## Wilder’s Smoothing Method ATR

The last of the three methods that remains is Wilder’s smoothing method. This is the one presented in New Concepts in Technical Trading Systems, the book by J. Welles Wilder that first introduced ATR to the world.

It is in fact almost the same as the EMA ATR method explained above, with just one difference.

Under the EMA method the smoothing factor ** a** is calculated as 2 / ( n + 1). Under Wilder’s method it is simply 1 / n. The ATR formula becomes:

**ATR = ( 1 / n ) * TR + ( 1 – 1 / n ) * ATR.1**

Therefore, we can use the formula from the EMA method and only change the smoothing factor to get Wilder’s ATR. The formula in cell I5 is:

`=IF(ROW(F5)<4+I$2,"",IF(ROW(F5)=4+I$2,AVERAGE(OFFSET(F5,1-I$2,0,I$2,1)),1/I$2*F5+(1-1/I$2)*I4))`

… where I$2 is the ATR period for this column. The part that has changed from the EMA method is the last part:

`1/I$2*F5+(1-1/I$2)*I4`

The results with our data look like this:

## The Best Method and Period

You can see that the three methods give quite different results even with the same period setting. This is not a surprise when you look at the formulas.

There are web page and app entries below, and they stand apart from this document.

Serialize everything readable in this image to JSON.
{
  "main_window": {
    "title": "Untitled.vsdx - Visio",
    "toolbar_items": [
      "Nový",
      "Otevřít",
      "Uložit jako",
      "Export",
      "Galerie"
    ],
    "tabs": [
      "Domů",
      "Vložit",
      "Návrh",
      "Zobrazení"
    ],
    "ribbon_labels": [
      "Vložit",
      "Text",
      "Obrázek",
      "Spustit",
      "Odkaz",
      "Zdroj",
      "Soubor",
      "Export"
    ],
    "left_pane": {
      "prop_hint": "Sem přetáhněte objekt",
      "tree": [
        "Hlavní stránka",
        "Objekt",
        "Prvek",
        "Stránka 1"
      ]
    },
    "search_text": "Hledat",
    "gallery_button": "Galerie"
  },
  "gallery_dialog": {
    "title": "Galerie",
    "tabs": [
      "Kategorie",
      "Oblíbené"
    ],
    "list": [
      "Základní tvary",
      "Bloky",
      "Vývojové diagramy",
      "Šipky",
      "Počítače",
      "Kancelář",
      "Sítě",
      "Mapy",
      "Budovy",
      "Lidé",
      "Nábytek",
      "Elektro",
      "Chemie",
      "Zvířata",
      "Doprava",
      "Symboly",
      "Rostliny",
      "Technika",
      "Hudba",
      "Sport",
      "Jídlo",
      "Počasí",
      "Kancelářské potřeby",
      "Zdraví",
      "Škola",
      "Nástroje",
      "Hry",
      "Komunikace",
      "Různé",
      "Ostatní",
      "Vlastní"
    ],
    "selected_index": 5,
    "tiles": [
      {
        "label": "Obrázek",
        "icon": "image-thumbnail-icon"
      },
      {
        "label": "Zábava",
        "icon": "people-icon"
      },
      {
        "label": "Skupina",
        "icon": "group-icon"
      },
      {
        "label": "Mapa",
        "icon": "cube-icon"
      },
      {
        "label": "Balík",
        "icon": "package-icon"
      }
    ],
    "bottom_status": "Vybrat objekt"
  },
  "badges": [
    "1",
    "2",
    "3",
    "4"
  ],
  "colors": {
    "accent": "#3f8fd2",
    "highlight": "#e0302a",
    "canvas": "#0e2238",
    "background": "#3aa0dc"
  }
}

You may be wondering which method and which period are the “correct” ones.

Regarding ATR period, popular ones appear to be 14 and 20, but there is no magic number. Consistency and suitability to your particular purpose and conditions are more important than the exact value you choose. Furthermore, discussing the best period doesn’t make any sense without also specifying which method we are using, because the period’s effect is different across methods. More here.

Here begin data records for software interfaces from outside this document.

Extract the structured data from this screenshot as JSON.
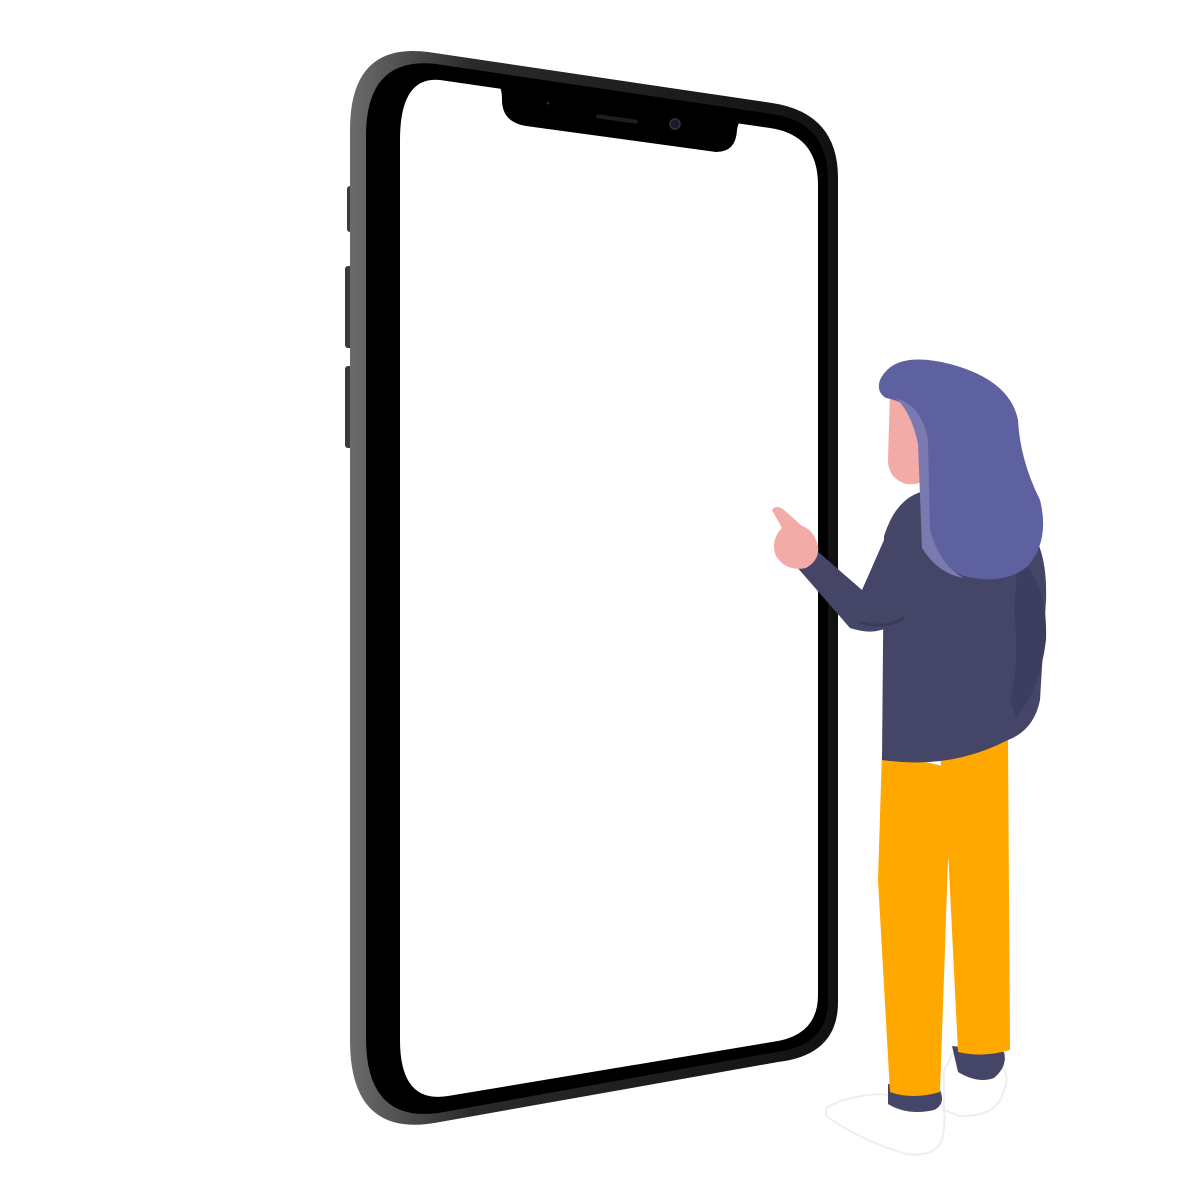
{
  "scene": {
    "background_color": "#ffffff",
    "phone": {
      "frame_color": "#1c1c1c",
      "frame_edge_color": "#4a4a4a",
      "bezel_color": "#000000",
      "screen_color": "#ffffff",
      "screen_content": ""
    },
    "person": {
      "hair_color": "#5d619f",
      "skin_color": "#f2aba6",
      "sweater_color": "#454568",
      "pants_color": "#ffa800",
      "shoe_color": "#ffffff",
      "sock_color": "#454568"
    }
  }
}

Regarding the calculation methods, obviously the “correct” method is the one presented by the original author of ATR, J. Welles Wilder. That said, my experience from using various financial or charting software is that all the three methods are commonly used. One problem is that many trading platforms and charting packages lack proper documentation and you don’t know which of the methods the particular software is using. This is why it’s useful to be able to calculate ATR yourself and compare other party results with your own. This is also the reason that first led me to developing the ATR Calculator.